When you use oxygen therapy, the tubing that delivers your oxygen to you goes from your tank to your nose. To bring a lit lighter or flame anywhere near your oxygen equipment and body is extremely dangerous.
Nobody should smoke in a room, car or anywhere near where you are using oxygen. In addition, the person using oxygen therapy at home should not smoke either.
Post no smoking signs all around your home and in any room where oxygen therapy is used. Ask friends or family who continue to smoke to only smoke outside and far away from your home.
5. Keep Your Oxygen Tank Secure
Many types of oxygen equipment are bulky and heavy. This makes them prone to tipping over. Even the smaller portable oxygen concentrators can become cumbersome.
For the longevity of your oxygen tanks and cylinders, make sure to store them in well-ventilated places where they can be properly secured.
For people who use compressed oxygen tanks, the contents inside the tanks are under pressure.
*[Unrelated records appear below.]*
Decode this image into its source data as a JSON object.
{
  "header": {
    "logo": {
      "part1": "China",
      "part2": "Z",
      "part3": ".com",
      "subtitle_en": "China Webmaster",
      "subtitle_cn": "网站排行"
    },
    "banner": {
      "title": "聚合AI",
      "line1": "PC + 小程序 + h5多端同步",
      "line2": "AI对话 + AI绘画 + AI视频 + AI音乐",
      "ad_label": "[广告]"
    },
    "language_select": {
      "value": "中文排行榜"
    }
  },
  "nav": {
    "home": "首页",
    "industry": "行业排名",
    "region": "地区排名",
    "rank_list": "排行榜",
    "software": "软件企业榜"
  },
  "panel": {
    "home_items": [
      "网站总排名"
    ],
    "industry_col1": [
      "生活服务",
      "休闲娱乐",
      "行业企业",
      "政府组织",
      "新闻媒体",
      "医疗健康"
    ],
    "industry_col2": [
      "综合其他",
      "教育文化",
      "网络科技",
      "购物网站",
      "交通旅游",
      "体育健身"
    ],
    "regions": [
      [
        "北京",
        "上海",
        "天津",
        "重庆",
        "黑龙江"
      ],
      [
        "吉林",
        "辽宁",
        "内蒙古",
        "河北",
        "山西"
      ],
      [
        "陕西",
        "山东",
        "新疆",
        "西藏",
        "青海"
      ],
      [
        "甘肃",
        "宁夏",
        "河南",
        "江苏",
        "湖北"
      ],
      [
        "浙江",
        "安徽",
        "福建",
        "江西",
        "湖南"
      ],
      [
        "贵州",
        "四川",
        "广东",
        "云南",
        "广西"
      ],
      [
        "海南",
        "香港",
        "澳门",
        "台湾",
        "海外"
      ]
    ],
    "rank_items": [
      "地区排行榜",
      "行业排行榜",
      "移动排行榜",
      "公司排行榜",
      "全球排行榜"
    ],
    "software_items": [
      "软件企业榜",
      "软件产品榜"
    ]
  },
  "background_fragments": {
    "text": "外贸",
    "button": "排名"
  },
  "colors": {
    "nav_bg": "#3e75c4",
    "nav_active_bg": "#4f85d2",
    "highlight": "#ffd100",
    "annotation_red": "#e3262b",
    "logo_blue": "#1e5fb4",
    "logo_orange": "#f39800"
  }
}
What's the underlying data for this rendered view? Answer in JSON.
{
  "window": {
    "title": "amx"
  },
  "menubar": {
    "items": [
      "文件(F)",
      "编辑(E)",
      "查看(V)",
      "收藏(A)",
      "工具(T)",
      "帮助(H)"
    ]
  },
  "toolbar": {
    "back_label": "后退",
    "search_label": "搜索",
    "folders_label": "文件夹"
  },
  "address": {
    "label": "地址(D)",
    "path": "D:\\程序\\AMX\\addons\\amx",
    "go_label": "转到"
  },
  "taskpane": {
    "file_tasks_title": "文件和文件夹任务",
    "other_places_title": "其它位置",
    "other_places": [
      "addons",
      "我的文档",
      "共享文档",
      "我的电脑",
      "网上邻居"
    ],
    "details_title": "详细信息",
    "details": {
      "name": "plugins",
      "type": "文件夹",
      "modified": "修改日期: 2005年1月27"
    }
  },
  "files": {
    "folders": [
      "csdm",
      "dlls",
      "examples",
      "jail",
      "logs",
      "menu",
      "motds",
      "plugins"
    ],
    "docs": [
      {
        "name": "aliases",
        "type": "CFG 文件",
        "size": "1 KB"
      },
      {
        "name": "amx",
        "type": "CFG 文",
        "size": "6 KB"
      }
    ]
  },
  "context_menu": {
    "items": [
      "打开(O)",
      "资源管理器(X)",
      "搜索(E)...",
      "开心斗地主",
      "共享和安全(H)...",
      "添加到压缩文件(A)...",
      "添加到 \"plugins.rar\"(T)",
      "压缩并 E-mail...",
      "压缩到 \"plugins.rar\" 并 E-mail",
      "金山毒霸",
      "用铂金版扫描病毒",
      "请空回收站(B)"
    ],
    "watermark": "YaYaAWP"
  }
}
Should the valve at the top become damaged or begin to leak, the oxygen could spray out of the tank very rapidly and turn the tank into a projectile missile.
For safety, compressed oxygen cylinders must be placed in a secure position or attached to a carrier.
Moving Forward with Oxygen Therapy at Home
Following these safety tips for oxygen therapy at home will help you stay safe and ensure you receive your prescribed amount of oxygen. Always use your oxygen therapy at home exactly as prescribed by your doctor.
In addition, follow the manufacturer’s guidelines for your specific type of oxygen therapy. If you’re unsure or have questions about using your oxygen therapy at home, talk with your doctor or oxygen supplier.
Christine Kingsley, APRN is the Health and Wellness Director at the Lung Institute where she focuses on providing helpful online resources for people looking for information on various lung diseases, breathing exercises, and healthy lifestyle choices. She advocates for holistic care that involves working with your doctor to explore all options including traditional and alternative care while focusing on diet and exercise as proactive measures.